(Excerpts from an interface dataset)
================
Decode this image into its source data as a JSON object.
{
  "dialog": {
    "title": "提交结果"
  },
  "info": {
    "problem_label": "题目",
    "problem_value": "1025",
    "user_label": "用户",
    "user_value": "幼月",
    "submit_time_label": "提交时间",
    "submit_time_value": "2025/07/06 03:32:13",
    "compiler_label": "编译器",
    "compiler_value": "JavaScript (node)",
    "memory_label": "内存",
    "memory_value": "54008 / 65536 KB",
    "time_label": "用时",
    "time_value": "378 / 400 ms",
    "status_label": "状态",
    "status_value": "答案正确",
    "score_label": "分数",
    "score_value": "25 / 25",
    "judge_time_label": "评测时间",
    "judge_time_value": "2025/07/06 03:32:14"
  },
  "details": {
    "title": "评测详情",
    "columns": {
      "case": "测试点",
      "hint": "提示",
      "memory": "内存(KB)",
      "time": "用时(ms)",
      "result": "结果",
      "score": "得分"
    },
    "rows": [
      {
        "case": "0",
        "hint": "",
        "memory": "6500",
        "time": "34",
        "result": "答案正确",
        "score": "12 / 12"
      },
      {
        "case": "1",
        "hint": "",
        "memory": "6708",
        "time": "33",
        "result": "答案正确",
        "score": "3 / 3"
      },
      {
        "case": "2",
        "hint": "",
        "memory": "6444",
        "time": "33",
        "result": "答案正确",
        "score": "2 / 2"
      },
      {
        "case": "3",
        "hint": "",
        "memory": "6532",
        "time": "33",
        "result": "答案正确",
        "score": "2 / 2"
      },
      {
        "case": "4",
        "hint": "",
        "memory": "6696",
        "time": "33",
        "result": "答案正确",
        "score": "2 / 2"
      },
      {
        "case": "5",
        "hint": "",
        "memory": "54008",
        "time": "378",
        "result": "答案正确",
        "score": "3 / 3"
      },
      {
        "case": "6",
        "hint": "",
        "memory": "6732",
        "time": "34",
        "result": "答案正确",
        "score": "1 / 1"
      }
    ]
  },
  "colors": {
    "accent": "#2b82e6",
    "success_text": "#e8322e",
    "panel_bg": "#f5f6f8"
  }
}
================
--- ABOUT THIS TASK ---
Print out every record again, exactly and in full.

--- OUTPUT ---
Decode this image into its source data as a JSON object.
{
  "dialog": {
    "title": "提交结果"
  },
  "info": {
    "problem_label": "题目",
    "problem_value": "1025",
    "user_label": "用户",
    "user_value": "幼月",
    "submit_time_label": "提交时间",
    "submit_time_value": "2025/07/06 03:32:13",
    "compiler_label": "编译器",
    "compiler_value": "JavaScript (node)",
    "memory_label": "内存",
    "memory_value": "54008 / 65536 KB",
    "time_label": "用时",
    "time_value": "378 / 400 ms",
    "status_label": "状态",
    "status_value": "答案正确",
    "score_label": "分数",
    "score_value": "25 / 25",
    "judge_time_label": "评测时间",
    "judge_time_value": "2025/07/06 03:32:14"
  },
  "details": {
    "title": "评测详情",
    "columns": {
      "case": "测试点",
      "hint": "提示",
      "memory": "内存(KB)",
      "time": "用时(ms)",
      "result": "结果",
      "score": "得分"
    },
    "rows": [
      {
        "case": "0",
        "hint": "",
        "memory": "6500",
        "time": "34",
        "result": "答案正确",
        "score": "12 / 12"
      },
      {
        "case": "1",
        "hint": "",
        "memory": "6708",
        "time": "33",
        "result": "答案正确",
        "score": "3 / 3"
      },
      {
        "case": "2",
        "hint": "",
        "memory": "6444",
        "time": "33",
        "result": "答案正确",
        "score": "2 / 2"
      },
      {
        "case": "3",
        "hint": "",
        "memory": "6532",
        "time": "33",
        "result": "答案正确",
        "score": "2 / 2"
      },
      {
        "case": "4",
        "hint": "",
        "memory": "6696",
        "time": "33",
        "result": "答案正确",
        "score": "2 / 2"
      },
      {
        "case": "5",
        "hint": "",
        "memory": "54008",
        "time": "378",
        "result": "答案正确",
        "score": "3 / 3"
      },
      {
        "case": "6",
        "hint": "",
        "memory": "6732",
        "time": "34",
        "result": "答案正确",
        "score": "1 / 1"
      }
    ]
  },
  "colors": {
    "accent": "#2b82e6",
    "success_text": "#e8322e",
    "panel_bg": "#f5f6f8"
  }
}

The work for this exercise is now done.